— Aim of the task —
What you return must be every line below that includes the word "glyph".

— Data to use —
%%
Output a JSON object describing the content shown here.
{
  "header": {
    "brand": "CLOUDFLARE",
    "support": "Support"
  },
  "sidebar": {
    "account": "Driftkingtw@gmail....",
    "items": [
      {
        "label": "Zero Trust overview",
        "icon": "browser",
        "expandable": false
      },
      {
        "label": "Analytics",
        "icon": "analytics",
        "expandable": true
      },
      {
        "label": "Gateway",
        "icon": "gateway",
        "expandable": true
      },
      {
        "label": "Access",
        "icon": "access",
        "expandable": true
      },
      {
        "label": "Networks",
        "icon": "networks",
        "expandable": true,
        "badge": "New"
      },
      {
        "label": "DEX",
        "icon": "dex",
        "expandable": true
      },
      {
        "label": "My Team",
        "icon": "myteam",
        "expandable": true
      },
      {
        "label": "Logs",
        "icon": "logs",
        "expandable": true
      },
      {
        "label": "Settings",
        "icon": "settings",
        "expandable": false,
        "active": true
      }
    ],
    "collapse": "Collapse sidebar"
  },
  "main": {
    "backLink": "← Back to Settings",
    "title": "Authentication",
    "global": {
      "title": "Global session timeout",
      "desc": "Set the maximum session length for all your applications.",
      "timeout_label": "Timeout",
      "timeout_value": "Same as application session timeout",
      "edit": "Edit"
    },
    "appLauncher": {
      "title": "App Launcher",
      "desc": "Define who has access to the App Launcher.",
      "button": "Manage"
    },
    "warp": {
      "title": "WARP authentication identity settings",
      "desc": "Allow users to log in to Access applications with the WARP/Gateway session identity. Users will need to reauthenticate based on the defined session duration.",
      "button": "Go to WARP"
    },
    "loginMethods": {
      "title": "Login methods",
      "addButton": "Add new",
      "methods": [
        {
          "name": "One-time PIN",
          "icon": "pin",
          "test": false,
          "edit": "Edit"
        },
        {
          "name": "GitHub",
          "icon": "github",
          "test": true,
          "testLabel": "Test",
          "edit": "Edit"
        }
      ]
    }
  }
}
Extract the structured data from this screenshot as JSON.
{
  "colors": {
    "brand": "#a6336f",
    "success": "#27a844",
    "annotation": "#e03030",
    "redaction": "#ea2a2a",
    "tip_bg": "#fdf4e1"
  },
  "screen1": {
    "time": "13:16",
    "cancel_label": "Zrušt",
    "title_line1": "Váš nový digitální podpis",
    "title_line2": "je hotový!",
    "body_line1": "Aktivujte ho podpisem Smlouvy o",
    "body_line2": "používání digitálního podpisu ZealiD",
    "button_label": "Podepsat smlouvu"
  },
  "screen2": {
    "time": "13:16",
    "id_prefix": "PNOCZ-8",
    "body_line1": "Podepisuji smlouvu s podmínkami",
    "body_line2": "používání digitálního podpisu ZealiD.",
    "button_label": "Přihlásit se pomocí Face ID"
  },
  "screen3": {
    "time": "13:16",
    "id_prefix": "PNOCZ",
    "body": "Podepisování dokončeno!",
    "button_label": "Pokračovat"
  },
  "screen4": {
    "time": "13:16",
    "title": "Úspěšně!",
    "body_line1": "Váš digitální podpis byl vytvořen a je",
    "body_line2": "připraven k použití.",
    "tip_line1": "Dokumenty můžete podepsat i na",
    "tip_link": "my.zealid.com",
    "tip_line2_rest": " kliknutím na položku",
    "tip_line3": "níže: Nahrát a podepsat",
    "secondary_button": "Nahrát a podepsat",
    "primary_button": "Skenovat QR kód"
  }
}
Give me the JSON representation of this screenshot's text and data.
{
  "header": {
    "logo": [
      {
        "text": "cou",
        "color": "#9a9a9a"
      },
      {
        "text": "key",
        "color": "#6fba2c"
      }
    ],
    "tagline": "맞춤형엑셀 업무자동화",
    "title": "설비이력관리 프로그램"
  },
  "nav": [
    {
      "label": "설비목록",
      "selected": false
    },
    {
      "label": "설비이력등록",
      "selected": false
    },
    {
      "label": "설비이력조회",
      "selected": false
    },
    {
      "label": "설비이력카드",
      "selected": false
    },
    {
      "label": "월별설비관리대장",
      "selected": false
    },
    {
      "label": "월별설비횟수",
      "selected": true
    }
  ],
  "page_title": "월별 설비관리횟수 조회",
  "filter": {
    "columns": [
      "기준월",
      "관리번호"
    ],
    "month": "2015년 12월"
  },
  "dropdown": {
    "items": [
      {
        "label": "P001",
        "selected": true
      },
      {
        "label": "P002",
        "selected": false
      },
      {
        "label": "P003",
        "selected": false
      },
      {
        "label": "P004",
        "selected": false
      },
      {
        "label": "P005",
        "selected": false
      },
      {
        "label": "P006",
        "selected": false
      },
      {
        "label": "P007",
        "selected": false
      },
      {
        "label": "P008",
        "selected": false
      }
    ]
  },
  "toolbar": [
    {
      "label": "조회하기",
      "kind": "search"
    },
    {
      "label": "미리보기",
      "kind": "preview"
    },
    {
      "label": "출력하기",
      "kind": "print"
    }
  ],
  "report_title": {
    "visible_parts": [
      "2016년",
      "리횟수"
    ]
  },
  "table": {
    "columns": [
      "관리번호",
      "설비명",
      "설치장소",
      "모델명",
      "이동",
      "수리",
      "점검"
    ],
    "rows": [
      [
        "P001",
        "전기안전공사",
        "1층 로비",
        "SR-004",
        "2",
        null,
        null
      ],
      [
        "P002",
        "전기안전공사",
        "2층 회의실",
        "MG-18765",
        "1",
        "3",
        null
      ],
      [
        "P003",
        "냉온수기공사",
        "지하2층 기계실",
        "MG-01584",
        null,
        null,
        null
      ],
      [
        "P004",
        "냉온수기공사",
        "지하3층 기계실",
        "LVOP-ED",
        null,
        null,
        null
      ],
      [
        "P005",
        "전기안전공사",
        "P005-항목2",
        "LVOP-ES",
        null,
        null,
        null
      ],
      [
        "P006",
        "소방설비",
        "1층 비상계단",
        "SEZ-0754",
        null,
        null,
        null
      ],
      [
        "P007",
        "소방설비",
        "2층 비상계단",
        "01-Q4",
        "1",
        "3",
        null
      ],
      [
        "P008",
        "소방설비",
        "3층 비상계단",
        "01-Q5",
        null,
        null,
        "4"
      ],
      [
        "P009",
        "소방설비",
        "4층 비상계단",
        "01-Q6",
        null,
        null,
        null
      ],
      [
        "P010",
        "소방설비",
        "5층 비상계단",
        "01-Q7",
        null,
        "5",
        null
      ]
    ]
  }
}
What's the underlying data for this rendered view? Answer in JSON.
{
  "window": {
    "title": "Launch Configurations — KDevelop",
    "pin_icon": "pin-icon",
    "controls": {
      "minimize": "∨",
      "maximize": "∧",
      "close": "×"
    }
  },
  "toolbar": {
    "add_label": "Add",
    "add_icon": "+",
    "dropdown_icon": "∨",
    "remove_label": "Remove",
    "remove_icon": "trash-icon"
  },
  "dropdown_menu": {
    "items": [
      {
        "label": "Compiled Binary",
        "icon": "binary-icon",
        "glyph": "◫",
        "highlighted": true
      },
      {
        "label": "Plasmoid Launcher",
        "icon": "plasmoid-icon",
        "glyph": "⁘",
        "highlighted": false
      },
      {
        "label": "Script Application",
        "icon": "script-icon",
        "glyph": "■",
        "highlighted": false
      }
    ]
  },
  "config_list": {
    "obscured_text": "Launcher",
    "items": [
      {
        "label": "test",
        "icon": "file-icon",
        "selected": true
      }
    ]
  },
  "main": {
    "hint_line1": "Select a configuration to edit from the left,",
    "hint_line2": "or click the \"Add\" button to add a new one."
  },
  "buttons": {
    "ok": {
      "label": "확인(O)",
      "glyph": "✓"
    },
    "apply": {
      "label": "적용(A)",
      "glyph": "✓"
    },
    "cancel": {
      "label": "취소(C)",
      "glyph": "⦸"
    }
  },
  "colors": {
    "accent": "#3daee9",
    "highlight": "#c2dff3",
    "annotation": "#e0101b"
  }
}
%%
— Output of the exercise —
        "glyph": "◫",
        "glyph": "⁘",
        "glyph": "■",
      "glyph": "✓"
      "glyph": "✓"
      "glyph": "⦸"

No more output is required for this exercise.